■ **Work task**
Where does the string "since" appear in the material? Copy each line that holds it.

■ **Supplied information**
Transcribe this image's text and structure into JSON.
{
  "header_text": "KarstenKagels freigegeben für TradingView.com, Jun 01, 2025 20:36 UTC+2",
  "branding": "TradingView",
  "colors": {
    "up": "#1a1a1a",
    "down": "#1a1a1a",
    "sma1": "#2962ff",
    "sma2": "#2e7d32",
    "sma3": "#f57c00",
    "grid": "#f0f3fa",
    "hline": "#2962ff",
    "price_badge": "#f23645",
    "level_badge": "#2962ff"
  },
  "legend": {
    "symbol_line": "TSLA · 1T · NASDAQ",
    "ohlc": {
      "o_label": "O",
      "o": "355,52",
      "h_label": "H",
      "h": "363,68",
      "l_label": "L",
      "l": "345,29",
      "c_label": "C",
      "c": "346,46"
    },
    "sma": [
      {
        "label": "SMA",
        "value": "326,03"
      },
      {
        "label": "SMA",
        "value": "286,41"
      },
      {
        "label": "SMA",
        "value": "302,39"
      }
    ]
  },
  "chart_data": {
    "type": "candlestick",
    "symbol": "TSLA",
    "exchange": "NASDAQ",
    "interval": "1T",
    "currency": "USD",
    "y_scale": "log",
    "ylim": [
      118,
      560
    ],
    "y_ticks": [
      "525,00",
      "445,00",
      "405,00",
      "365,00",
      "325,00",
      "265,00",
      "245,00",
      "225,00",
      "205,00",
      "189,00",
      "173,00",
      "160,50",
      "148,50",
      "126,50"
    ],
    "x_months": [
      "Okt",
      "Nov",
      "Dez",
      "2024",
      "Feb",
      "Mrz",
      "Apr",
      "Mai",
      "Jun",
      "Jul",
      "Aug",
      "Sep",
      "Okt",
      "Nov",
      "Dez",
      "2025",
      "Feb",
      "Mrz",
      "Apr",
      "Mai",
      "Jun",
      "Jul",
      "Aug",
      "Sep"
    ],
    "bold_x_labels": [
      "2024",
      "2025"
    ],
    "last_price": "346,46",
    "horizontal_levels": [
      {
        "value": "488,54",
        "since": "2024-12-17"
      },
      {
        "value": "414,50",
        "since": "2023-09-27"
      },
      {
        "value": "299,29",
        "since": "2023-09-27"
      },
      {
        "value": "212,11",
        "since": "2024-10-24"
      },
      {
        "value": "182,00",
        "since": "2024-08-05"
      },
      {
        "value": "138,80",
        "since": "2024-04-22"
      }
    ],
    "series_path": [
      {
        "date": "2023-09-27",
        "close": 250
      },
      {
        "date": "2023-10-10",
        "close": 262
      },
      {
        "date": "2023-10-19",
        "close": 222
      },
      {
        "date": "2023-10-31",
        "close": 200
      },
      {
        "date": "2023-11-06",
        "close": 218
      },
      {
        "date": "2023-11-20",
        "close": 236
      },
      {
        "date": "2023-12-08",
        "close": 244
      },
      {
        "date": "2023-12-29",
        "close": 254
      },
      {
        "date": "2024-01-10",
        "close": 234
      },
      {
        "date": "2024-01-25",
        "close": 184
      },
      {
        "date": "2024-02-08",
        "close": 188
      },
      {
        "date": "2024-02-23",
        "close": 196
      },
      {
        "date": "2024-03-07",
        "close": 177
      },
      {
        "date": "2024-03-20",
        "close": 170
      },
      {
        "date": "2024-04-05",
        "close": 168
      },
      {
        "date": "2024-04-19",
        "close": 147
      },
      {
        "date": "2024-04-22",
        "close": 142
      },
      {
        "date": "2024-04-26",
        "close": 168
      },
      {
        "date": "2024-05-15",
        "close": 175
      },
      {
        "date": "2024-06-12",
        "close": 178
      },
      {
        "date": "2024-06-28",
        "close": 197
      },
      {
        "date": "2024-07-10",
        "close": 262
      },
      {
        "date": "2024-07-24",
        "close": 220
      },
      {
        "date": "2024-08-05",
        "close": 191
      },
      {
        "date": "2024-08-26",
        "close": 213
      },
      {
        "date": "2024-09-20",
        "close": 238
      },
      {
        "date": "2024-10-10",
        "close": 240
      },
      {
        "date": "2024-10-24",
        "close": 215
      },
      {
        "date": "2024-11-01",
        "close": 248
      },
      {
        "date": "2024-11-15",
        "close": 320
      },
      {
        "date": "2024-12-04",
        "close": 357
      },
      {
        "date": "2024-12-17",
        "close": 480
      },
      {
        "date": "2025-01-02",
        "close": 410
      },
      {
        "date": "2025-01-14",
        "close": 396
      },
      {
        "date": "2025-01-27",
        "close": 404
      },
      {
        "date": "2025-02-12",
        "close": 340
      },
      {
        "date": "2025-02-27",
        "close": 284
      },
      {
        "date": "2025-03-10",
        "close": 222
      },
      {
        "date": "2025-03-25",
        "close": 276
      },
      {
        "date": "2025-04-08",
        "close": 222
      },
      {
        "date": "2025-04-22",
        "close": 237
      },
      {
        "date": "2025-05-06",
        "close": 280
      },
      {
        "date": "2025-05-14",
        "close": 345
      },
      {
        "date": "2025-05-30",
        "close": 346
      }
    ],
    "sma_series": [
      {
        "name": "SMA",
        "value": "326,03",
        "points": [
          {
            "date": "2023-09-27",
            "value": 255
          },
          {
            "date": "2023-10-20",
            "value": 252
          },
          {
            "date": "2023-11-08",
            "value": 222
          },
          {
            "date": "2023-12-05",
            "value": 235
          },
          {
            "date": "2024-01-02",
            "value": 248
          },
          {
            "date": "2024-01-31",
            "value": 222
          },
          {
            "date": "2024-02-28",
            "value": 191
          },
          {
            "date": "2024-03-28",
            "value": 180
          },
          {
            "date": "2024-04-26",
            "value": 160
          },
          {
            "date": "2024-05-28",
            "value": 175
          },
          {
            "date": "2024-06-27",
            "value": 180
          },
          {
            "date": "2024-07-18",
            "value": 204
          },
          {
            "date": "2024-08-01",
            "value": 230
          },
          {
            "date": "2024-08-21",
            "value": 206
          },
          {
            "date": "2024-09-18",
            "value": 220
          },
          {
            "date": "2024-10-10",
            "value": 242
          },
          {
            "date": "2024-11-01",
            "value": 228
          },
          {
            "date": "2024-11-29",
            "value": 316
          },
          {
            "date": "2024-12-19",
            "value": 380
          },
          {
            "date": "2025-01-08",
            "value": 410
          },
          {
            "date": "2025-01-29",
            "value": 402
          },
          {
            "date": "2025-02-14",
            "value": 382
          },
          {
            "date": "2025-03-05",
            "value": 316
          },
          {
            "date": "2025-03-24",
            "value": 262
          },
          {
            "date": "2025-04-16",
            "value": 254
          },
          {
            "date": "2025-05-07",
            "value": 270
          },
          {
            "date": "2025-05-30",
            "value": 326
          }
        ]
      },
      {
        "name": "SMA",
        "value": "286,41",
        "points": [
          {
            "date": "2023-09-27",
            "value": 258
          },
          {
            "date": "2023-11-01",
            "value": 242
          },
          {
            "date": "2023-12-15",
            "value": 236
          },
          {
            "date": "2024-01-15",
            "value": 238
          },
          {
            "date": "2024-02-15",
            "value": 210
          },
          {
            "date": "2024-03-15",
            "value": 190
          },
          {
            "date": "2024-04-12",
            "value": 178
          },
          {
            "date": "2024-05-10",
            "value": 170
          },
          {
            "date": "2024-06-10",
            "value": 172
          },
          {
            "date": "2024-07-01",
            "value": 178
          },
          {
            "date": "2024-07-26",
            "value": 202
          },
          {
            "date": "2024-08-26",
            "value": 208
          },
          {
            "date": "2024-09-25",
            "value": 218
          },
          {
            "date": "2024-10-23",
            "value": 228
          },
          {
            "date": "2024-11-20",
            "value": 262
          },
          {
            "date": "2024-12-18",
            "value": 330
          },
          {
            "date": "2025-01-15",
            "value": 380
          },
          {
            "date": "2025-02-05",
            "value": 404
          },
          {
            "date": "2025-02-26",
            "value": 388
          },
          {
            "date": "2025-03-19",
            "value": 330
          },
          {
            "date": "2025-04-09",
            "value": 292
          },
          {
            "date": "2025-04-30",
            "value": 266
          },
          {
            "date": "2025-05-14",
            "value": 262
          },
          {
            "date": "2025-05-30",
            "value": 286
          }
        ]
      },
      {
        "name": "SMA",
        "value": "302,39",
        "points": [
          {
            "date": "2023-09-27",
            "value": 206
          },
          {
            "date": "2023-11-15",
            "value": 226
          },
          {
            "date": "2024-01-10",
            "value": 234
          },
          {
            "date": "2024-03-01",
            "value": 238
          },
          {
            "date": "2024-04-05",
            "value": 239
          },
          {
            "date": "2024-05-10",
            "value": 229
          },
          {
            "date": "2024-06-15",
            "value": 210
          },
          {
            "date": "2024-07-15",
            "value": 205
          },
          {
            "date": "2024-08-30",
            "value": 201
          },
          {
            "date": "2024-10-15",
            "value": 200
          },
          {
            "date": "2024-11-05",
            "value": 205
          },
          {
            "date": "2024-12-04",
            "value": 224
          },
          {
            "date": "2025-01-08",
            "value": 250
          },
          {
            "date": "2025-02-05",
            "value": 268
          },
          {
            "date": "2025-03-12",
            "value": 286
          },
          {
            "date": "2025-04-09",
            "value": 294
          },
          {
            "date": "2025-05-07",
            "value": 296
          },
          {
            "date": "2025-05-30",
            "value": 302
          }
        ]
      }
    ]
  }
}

■ **Your solution**
        "since": "2024-12-17"
        "since": "2023-09-27"
        "since": "2023-09-27"
        "since": "2024-10-24"
        "since": "2024-08-05"
        "since": "2024-04-22"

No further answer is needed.